The Great Lakes maritime business runs deep with Adolph Ojard, who will retire this year after a decade of leading the Duluth Seaway Port Authority, Minnesota’s nautical window to the world.
His late father, Adolph Ojard Sr., was the last captain of the Edna G., the oldest working U.S. tugboat when it was retired in 1981 and later put on display in Two Harbors. The younger Adolph earned a bachelor’s degree from the University of Minnesota Duluth in 1971, but quickly followed his dad into the transportation business — starting with manual labor on Duluth’s ore docks.
Ojard worked his way up over the years to become general manager of the DM&IR Railway and the USS Great Lakes Fleet, two of the most storied names in Minnesota’s iron ore business. Ojard left the private sector in 2003 when he was named executive director of the Duluth Port Authority, a state-created public agency.
Duluth-Superior, the Twin Ports, is by far the largest port complex on the Great Lakes, a hub for taconite, coal and grain — host to about 900 ships a year. The Star Tribune talked with Ojard last week about the port’s highs and lows over the past decade.
Q: What’s been the most positive development?
A: The resurgence of the iron ore industry has been most notable. The industry is on a solid footing, and the port and the maritime industry are key ingredients in the system for delivering iron ore to lower Great Lakes steel mills.
Q: The outbound coal trade accounts for a lot of lakers passing under the Aerial Bridge. But coal shipments have been off about 30 percent the past two years compared with the previous decade’s average. What’s up?
A: We have seen a significant falloff in demand for coal to Canada, as power plants there convert to natural gas and biofuels. The same is true to a lesser extent for U.S. shipments. But the downturn has been made up somewhat by new business — coal exports to Europe for power plants there.
Q: Project cargo, giant pieces of equipment often bound for wind farms or oil fields, have been a bright spot during your tenure. Explain the trade.

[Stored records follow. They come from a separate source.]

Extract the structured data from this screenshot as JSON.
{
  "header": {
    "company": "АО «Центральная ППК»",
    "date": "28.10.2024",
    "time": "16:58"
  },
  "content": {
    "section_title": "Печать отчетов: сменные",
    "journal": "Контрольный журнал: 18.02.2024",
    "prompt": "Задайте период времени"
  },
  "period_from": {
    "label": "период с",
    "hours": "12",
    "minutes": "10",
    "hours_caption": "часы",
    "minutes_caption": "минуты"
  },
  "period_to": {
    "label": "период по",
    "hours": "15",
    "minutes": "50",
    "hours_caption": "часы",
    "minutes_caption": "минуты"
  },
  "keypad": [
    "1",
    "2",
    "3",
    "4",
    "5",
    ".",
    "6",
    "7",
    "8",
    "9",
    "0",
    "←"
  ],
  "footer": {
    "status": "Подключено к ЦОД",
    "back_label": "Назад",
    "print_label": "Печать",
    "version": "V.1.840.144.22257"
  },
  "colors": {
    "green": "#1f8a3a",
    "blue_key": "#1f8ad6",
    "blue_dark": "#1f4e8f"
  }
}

A: You wouldn’t think of Duluth as an energy hub, but ironically from a wind side we are. Fifty percent of all the wind energy tonnage — blades, towers, motors – shipped through the Great Lakes system goes to the port of Duluth. That imported equipment is going to many states, Montana, Illinois and Oklahoma to name a few. Plus, wind equipment — five or six ships full — that was made in North Dakota has been exported from here, too. As for the oil sands industry in Canada, we have become a major port of entry for huge pieces of equipment like pressure vessels for refining.
Q: Will these be growth areas for some time?
A: I think so, though the wind industry has its ups and downs because of the uncertainty of government tax credits.
Q: The grain business has historically been the port’s main magnet for saltwater ships, and spring and durum wheat have been staple exports. Yet grain shipments have fallen in each of the past three decades, a slide that seems to be worsening. 2012 was the port’s weakest year for grain since the St. Lawrence Seaway opened in 1959. What’s going on?
A: The higher U.S. dollar in the past two years has made our grains less competitive. But more important, we’ve seen a shift in the marketplace. More grain is going to Asia. And Asian-bound wheat is exported out of the Pacific Northwest or sometimes the Gulf of Mexico. We’re just too far removed. We still have a strong presence in Europe and the Middle East for high-quality durum wheat.
However, the Ukraine has turned into a significant exporter of wheat, and they have better access to the Middle East market. The planting of corn and soybean crops further north in the U.S. has also had a negative effect. They are taking acreage away from wheat, which has been the dominant export grain for the Twin Ports.